In Basel in Switzerland, one man has been looking at the bird just like the warrior Arjuna of the Mahabharata looked at the eye of the fish. He is Sai Praneeth, winner of the Arjuna award for badminton this year. The result of that work ethic is that he has now gone where only one Indian male player has gone before – the legendary Prakash Padukone with a bronze in 1983.
Praneeth, who has entered the semi-final of the World Championship is certain to return home with a medal, ending a 36-year-long drought. He has for company, the magnificent PV Sindhu who too entered the semis, to win her fifth World championship medal. From an India perspective, it will be the first time that the country will have a WC medal in both men’s and women’s singles.
To understand the mind behind Sai Praneeth, the player, rewind to a conversation I had with him a couple of years ago over lunch at the Pullela Gopichand Badminton Academy in Hyderabad. Discussing badminton, life and food, the shuttler explained his game to me in one simple sentence.
“I represent India and I want to win.”
That’s the spirit the 27-year-old has exhibited in Swiss country. He did not let a big title bog him down, playing against the 2018 Asian Games champion Jonatan Christie of Indonesia in the quarters. The scoreline 24-22, 21-14 conveyed the story of how each point especially in the first game, had been fought for. After the match was won, a relieved, overcome by goosebumps Praneeth lay sprawled on the court, his emotions getting the better of him. Before that the world number 19 had downed the dangerous Anthony Ginting, also of Indonesia, who is ranked 11 places above him.
The going near the summit will get tougher now. Praneeth next meets World number one Kento Momota. The head to head record says it is 3-2 in Momota’s favour, the last win for the Japanese coming on home turf at the Japan open semi-final. But Momota would ignore Praneeth’s form – he is yet to drop a game in this championship – at his own peril. The pressure will actually be on Momota as he is the favorite to win the title. Not surprising because he is the defending champion and also won the All-England title this year.
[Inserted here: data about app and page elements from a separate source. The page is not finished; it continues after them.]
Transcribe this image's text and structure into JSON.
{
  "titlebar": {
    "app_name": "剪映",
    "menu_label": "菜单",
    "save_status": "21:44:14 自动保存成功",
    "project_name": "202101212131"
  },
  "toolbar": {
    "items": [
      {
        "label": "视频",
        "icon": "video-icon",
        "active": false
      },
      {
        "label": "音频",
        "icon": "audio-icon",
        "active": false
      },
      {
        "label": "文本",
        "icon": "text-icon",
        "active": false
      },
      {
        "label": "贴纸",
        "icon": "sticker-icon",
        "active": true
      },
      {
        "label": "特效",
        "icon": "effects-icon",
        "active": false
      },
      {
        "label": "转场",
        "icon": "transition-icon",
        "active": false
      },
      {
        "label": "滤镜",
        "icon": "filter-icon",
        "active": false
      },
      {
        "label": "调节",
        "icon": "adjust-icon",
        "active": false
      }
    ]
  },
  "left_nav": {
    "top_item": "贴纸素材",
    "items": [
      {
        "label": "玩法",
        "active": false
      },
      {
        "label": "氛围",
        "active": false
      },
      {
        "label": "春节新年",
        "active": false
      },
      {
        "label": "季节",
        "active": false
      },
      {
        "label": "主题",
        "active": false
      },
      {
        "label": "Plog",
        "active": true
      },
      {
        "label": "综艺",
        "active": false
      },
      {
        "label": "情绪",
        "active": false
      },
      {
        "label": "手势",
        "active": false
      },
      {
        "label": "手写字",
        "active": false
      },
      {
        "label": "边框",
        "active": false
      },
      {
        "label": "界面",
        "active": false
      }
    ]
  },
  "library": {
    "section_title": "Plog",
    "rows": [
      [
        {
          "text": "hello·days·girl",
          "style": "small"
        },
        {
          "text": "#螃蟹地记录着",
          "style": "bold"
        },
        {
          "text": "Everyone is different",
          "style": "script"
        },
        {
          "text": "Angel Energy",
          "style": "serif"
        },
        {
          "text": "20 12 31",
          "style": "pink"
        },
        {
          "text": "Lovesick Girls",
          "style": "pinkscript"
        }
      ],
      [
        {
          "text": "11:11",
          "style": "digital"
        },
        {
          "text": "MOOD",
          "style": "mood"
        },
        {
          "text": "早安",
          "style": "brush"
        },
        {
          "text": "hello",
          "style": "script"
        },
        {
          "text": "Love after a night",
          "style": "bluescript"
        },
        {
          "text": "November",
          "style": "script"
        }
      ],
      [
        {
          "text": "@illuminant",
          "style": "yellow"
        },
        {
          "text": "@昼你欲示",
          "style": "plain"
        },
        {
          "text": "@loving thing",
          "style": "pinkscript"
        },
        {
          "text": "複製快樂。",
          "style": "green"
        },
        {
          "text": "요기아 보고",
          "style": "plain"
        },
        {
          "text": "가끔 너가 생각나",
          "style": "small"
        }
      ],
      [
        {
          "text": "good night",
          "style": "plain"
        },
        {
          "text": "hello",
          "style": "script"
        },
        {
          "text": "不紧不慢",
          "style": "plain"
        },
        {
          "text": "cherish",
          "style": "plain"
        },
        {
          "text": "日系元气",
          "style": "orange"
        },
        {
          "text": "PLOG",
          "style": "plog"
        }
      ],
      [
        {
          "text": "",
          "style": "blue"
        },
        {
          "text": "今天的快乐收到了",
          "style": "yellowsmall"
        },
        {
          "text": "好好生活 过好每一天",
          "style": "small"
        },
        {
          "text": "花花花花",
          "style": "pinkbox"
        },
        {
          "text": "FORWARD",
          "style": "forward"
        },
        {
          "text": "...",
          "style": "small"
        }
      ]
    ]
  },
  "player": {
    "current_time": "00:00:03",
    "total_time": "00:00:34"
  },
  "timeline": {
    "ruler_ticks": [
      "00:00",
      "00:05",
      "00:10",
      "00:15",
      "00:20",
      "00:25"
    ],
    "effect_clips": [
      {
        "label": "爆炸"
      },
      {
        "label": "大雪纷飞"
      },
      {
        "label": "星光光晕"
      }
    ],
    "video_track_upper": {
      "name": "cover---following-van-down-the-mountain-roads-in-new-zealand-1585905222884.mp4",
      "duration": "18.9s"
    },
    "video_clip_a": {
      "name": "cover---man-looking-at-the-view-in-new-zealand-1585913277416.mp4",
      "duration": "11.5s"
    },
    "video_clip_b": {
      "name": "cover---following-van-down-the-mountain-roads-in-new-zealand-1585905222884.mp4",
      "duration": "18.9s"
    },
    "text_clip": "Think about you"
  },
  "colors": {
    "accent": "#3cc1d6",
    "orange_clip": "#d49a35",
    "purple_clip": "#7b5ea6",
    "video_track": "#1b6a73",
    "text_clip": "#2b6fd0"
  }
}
What would Praneeth bank on when he takes on World number one Momota in the semis? Knowing him, he will dip into some of the best moments from his past. Like how he defeated the then World number 2 Lee Chong Wei, one of the best players in the business in the first round of the All-England championship in 2016. The trick would be keep it tight with the crafty net game the 2015 National champion is known for and make Momota fight for each point.
“I realised that when the score was 15-15, he was shaky. So you push and succeed,” Praneeth had told me about his match against Wei. The scoreline then was 24-22, 22-20, a commentary on what a fight it had been.
His gurus at the academy have always recognised the hunger quotient in Praneeth. Siyadath, a coach at the Academy had told me, “Sai Praneeth is a workhorse. You make him play on the badminton court the entire day, he will not say No.”
That urge to put in that extra effort comes from the vibes Praneeth gets from people around him.
“My friends look at me with lot of admiration. The fact that I represent India is a high,” Praneeth said.
( T S Sudhir is a badminton enthusiast and the author of Saina Nehwal’s biography, published in 2012)